DATA LISTING:
*****

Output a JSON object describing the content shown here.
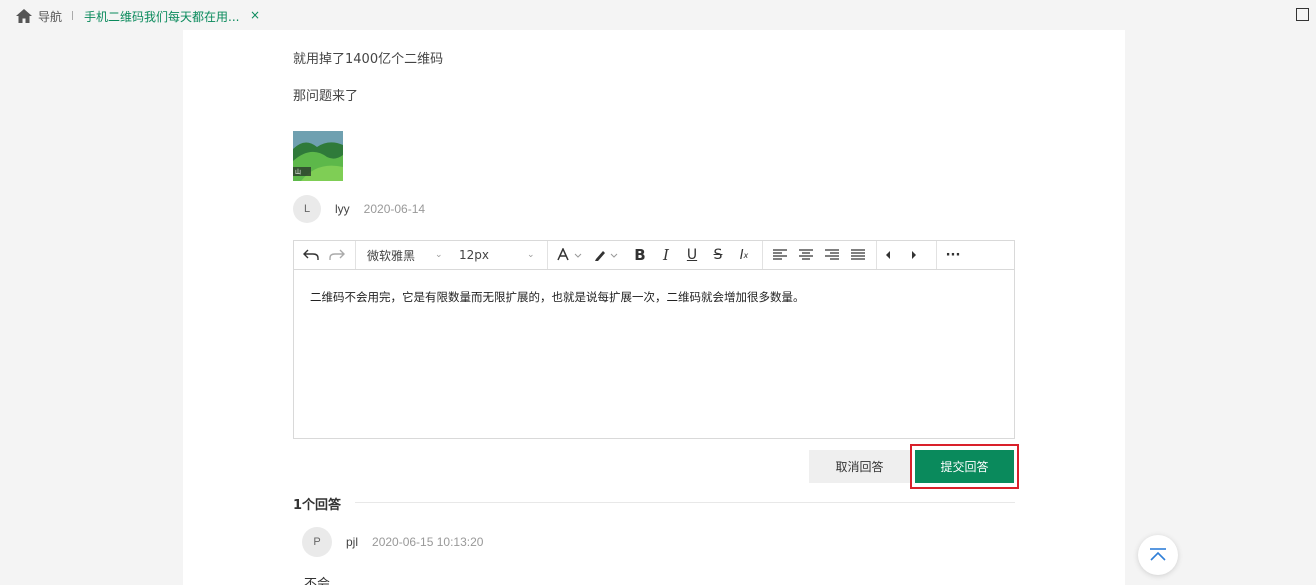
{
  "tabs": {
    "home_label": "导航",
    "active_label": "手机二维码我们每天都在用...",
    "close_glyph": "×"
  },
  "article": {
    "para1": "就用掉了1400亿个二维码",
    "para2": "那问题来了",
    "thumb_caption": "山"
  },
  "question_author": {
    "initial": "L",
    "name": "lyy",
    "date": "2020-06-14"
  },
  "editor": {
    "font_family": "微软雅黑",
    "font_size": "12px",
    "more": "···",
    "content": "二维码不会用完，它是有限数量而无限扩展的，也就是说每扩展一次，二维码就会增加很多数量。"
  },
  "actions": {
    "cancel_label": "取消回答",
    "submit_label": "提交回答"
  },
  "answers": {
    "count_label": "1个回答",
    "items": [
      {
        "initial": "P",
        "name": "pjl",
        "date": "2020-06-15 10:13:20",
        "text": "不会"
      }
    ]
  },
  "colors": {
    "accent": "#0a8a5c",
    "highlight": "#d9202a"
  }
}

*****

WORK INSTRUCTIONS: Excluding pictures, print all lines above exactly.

EXERCISE RESULT:
Output a JSON object describing the content shown here.
{
  "tabs": {
    "home_label": "导航",
    "active_label": "手机二维码我们每天都在用...",
    "close_glyph": "×"
  },
  "article": {
    "para1": "就用掉了1400亿个二维码",
    "para2": "那问题来了",
    "thumb_caption": "山"
  },
  "question_author": {
    "initial": "L",
    "name": "lyy",
    "date": "2020-06-14"
  },
  "editor": {
    "font_family": "微软雅黑",
    "font_size": "12px",
    "more": "···",
    "content": "二维码不会用完，它是有限数量而无限扩展的，也就是说每扩展一次，二维码就会增加很多数量。"
  },
  "actions": {
    "cancel_label": "取消回答",
    "submit_label": "提交回答"
  },
  "answers": {
    "count_label": "1个回答",
    "items": [
      {
        "initial": "P",
        "name": "pjl",
        "date": "2020-06-15 10:13:20",
        "text": "不会"
      }
    ]
  },
  "colors": {
    "accent": "#0a8a5c",
    "highlight": "#d9202a"
  }
}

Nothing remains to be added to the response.